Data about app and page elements
··········
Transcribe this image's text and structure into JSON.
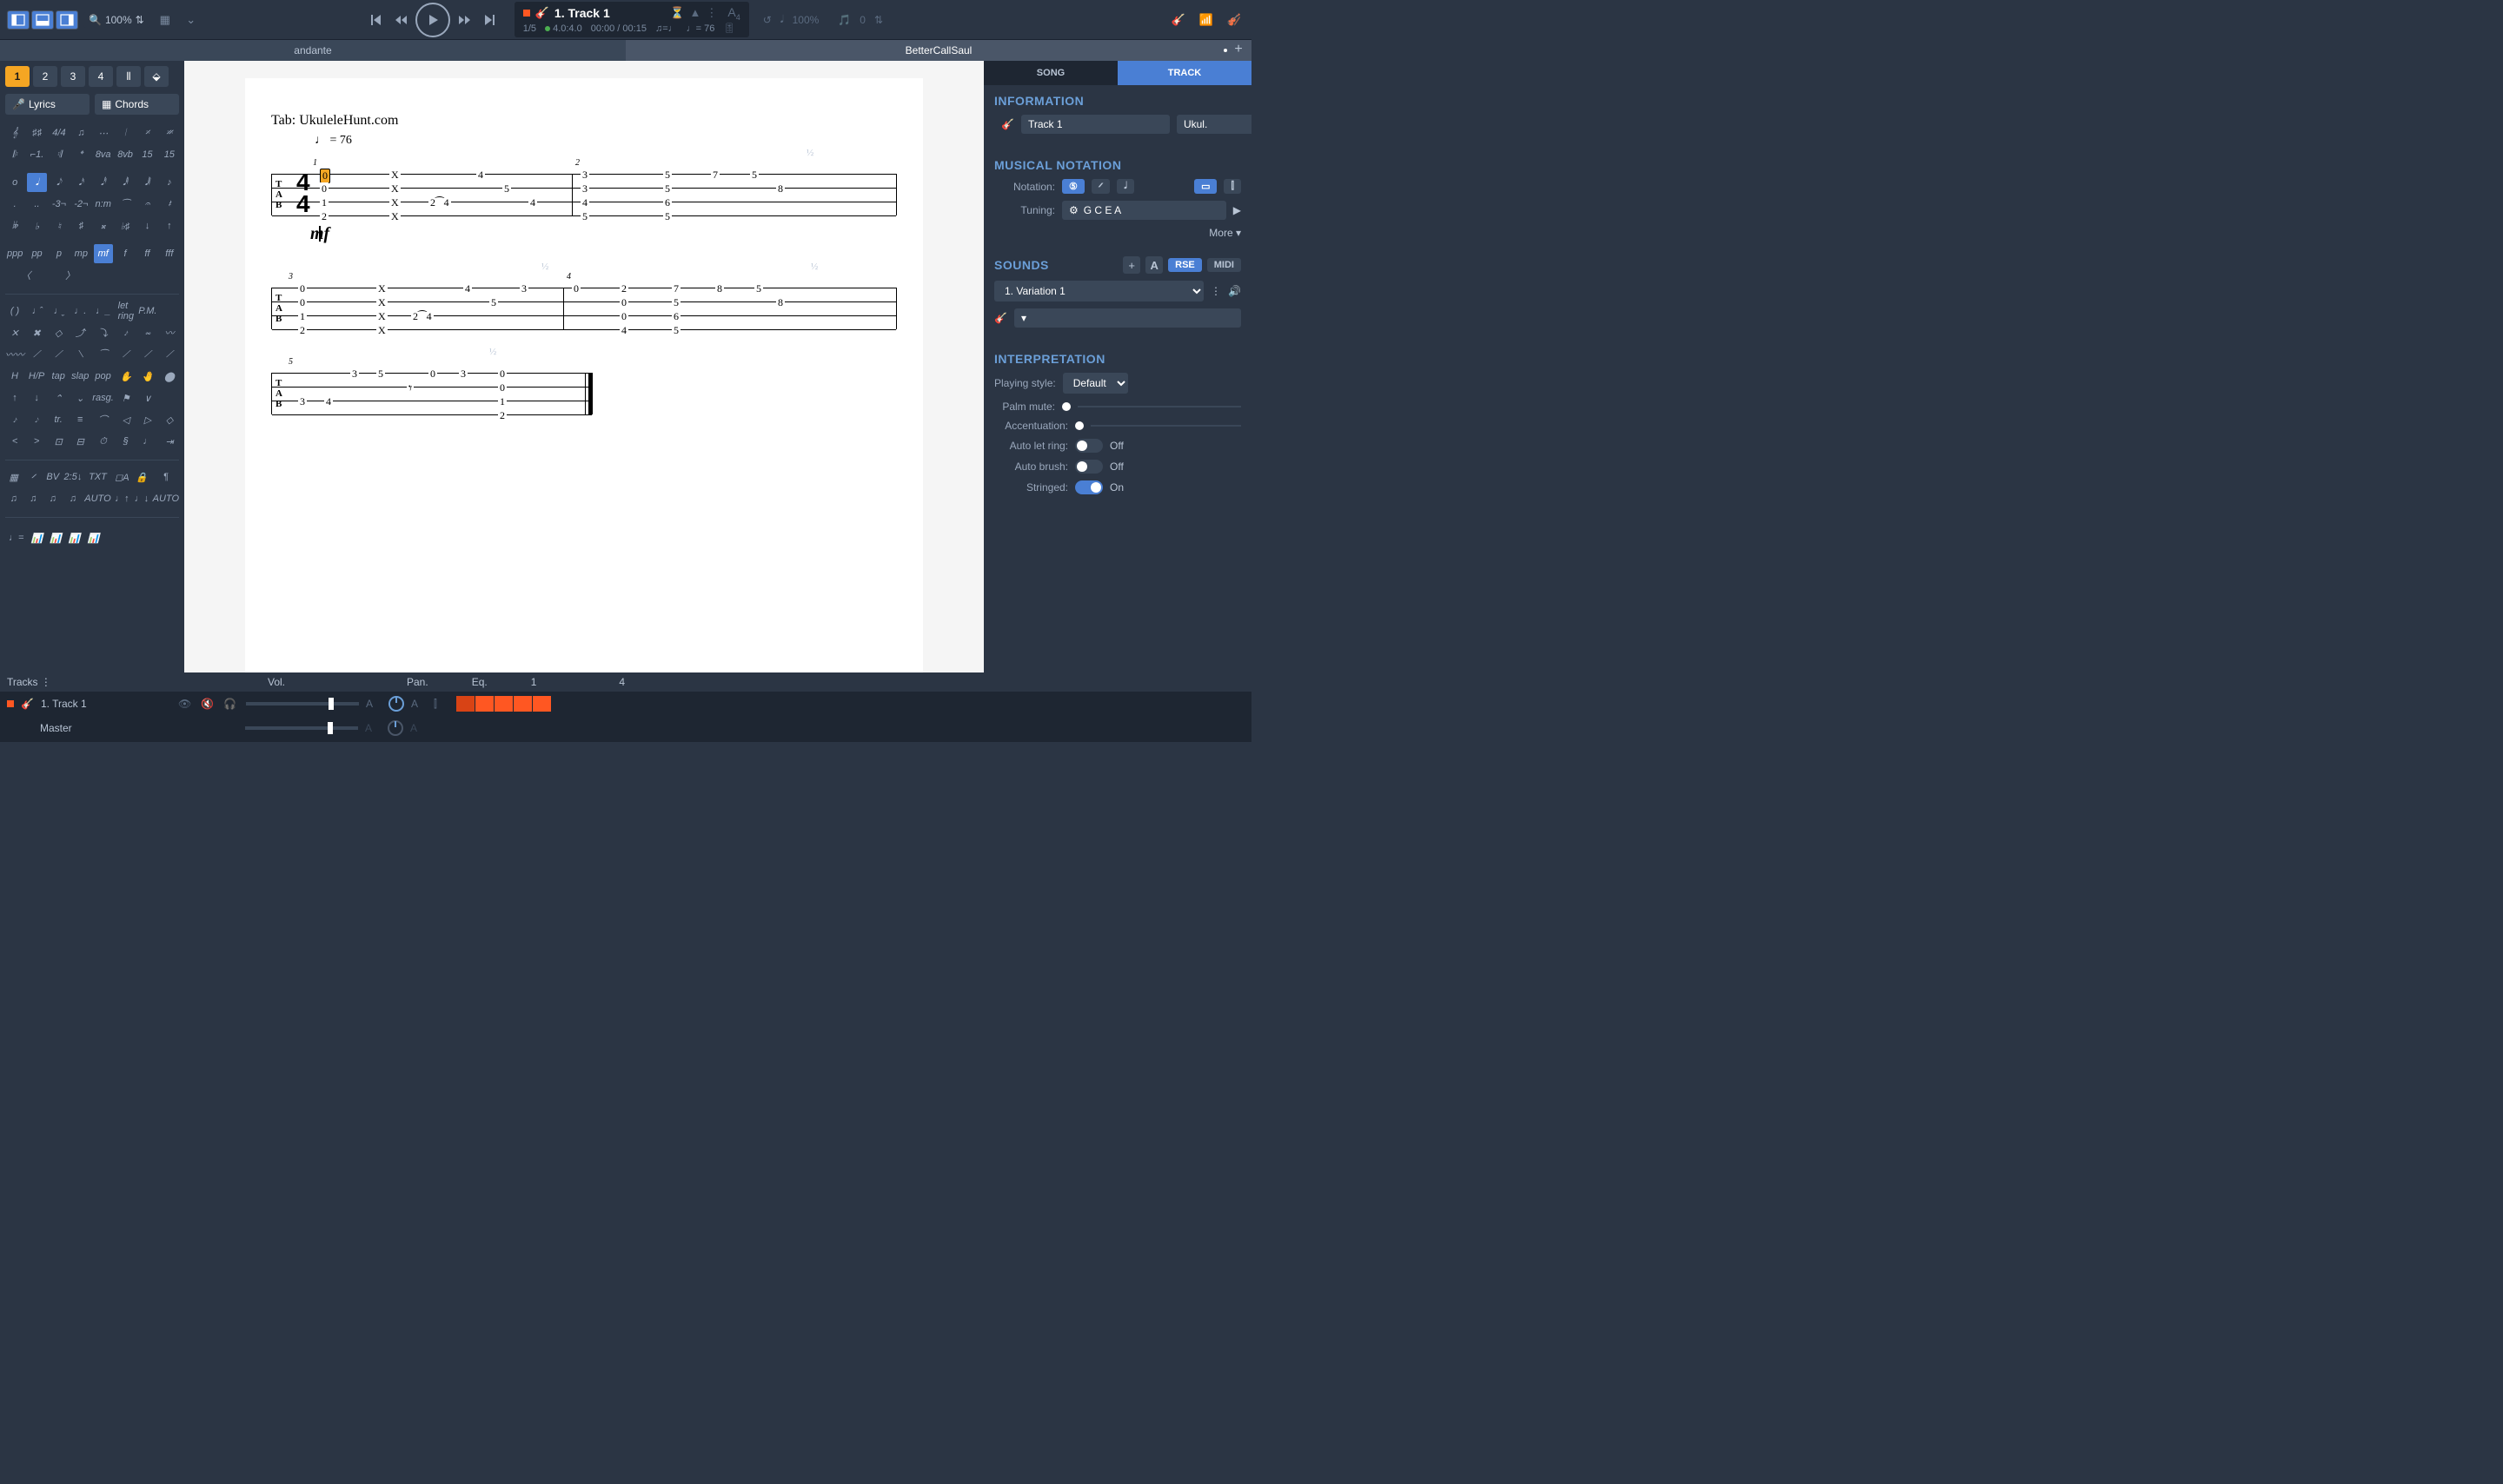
{
  "toolbar": {
    "zoom": "100%",
    "track_display": "1. Track 1",
    "page_info": "1/5",
    "position": "4.0:4.0",
    "time": "00:00 / 00:15",
    "tempo_display": "♩= 76",
    "speed": "100%",
    "transpose": "0"
  },
  "second_bar": {
    "left": "andante",
    "right": "BetterCallSaul"
  },
  "palette": {
    "voices": [
      "1",
      "2",
      "3",
      "4"
    ],
    "lyrics": "Lyrics",
    "chords": "Chords",
    "dynamics": [
      "ppp",
      "pp",
      "p",
      "mp",
      "mf",
      "f",
      "ff",
      "fff"
    ],
    "note_labels": [
      "o",
      "𝅝",
      "𝅗𝅥",
      "𝅘𝅥",
      "𝅘𝅥𝅮",
      "𝅘𝅥𝅯",
      "𝅘𝅥𝅰",
      "𝅘𝅥𝅱"
    ],
    "effects_row1": [
      "let ring",
      "P.M."
    ],
    "effects_row2": [
      "tap",
      "slap",
      "pop"
    ],
    "effects_row3": [
      "rasg."
    ],
    "bar_tools": [
      "BV",
      "2:5↓",
      "TXT"
    ]
  },
  "score": {
    "title": "Tab: UkuleleHunt.com",
    "tempo": "♩ = 76",
    "dynamic": "mf",
    "time_sig_num": "4",
    "time_sig_den": "4",
    "half_marker": "½"
  },
  "right_panel": {
    "tabs": [
      "SONG",
      "TRACK"
    ],
    "info_heading": "INFORMATION",
    "track_name": "Track 1",
    "track_short": "Ukul.",
    "notation_heading": "MUSICAL NOTATION",
    "notation_label": "Notation:",
    "tuning_label": "Tuning:",
    "tuning_value": "G C E A",
    "more": "More ▾",
    "sounds_heading": "SOUNDS",
    "sounds_rse": "RSE",
    "sounds_midi": "MIDI",
    "variation": "1. Variation 1",
    "interp_heading": "INTERPRETATION",
    "playing_style_label": "Playing style:",
    "playing_style_value": "Default",
    "palm_mute": "Palm mute:",
    "accentuation": "Accentuation:",
    "auto_let_ring": "Auto let ring:",
    "auto_let_ring_val": "Off",
    "auto_brush": "Auto brush:",
    "auto_brush_val": "Off",
    "stringed": "Stringed:",
    "stringed_val": "On"
  },
  "bottom": {
    "tracks_label": "Tracks",
    "vol": "Vol.",
    "pan": "Pan.",
    "eq": "Eq.",
    "bar1": "1",
    "bar4": "4",
    "track1_name": "1. Track 1",
    "master": "Master",
    "auto": "A"
  }
}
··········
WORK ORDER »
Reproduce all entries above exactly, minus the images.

OUTPUT FOR THIS EXERCISE »
Transcribe this image's text and structure into JSON.
{
  "toolbar": {
    "zoom": "100%",
    "track_display": "1. Track 1",
    "page_info": "1/5",
    "position": "4.0:4.0",
    "time": "00:00 / 00:15",
    "tempo_display": "♩= 76",
    "speed": "100%",
    "transpose": "0"
  },
  "second_bar": {
    "left": "andante",
    "right": "BetterCallSaul"
  },
  "palette": {
    "voices": [
      "1",
      "2",
      "3",
      "4"
    ],
    "lyrics": "Lyrics",
    "chords": "Chords",
    "dynamics": [
      "ppp",
      "pp",
      "p",
      "mp",
      "mf",
      "f",
      "ff",
      "fff"
    ],
    "note_labels": [
      "o",
      "𝅝",
      "𝅗𝅥",
      "𝅘𝅥",
      "𝅘𝅥𝅮",
      "𝅘𝅥𝅯",
      "𝅘𝅥𝅰",
      "𝅘𝅥𝅱"
    ],
    "effects_row1": [
      "let ring",
      "P.M."
    ],
    "effects_row2": [
      "tap",
      "slap",
      "pop"
    ],
    "effects_row3": [
      "rasg."
    ],
    "bar_tools": [
      "BV",
      "2:5↓",
      "TXT"
    ]
  },
  "score": {
    "title": "Tab: UkuleleHunt.com",
    "tempo": "♩ = 76",
    "dynamic": "mf",
    "time_sig_num": "4",
    "time_sig_den": "4",
    "half_marker": "½"
  },
  "right_panel": {
    "tabs": [
      "SONG",
      "TRACK"
    ],
    "info_heading": "INFORMATION",
    "track_name": "Track 1",
    "track_short": "Ukul.",
    "notation_heading": "MUSICAL NOTATION",
    "notation_label": "Notation:",
    "tuning_label": "Tuning:",
    "tuning_value": "G C E A",
    "more": "More ▾",
    "sounds_heading": "SOUNDS",
    "sounds_rse": "RSE",
    "sounds_midi": "MIDI",
    "variation": "1. Variation 1",
    "interp_heading": "INTERPRETATION",
    "playing_style_label": "Playing style:",
    "playing_style_value": "Default",
    "palm_mute": "Palm mute:",
    "accentuation": "Accentuation:",
    "auto_let_ring": "Auto let ring:",
    "auto_let_ring_val": "Off",
    "auto_brush": "Auto brush:",
    "auto_brush_val": "Off",
    "stringed": "Stringed:",
    "stringed_val": "On"
  },
  "bottom": {
    "tracks_label": "Tracks",
    "vol": "Vol.",
    "pan": "Pan.",
    "eq": "Eq.",
    "bar1": "1",
    "bar4": "4",
    "track1_name": "1. Track 1",
    "master": "Master",
    "auto": "A"
  }
}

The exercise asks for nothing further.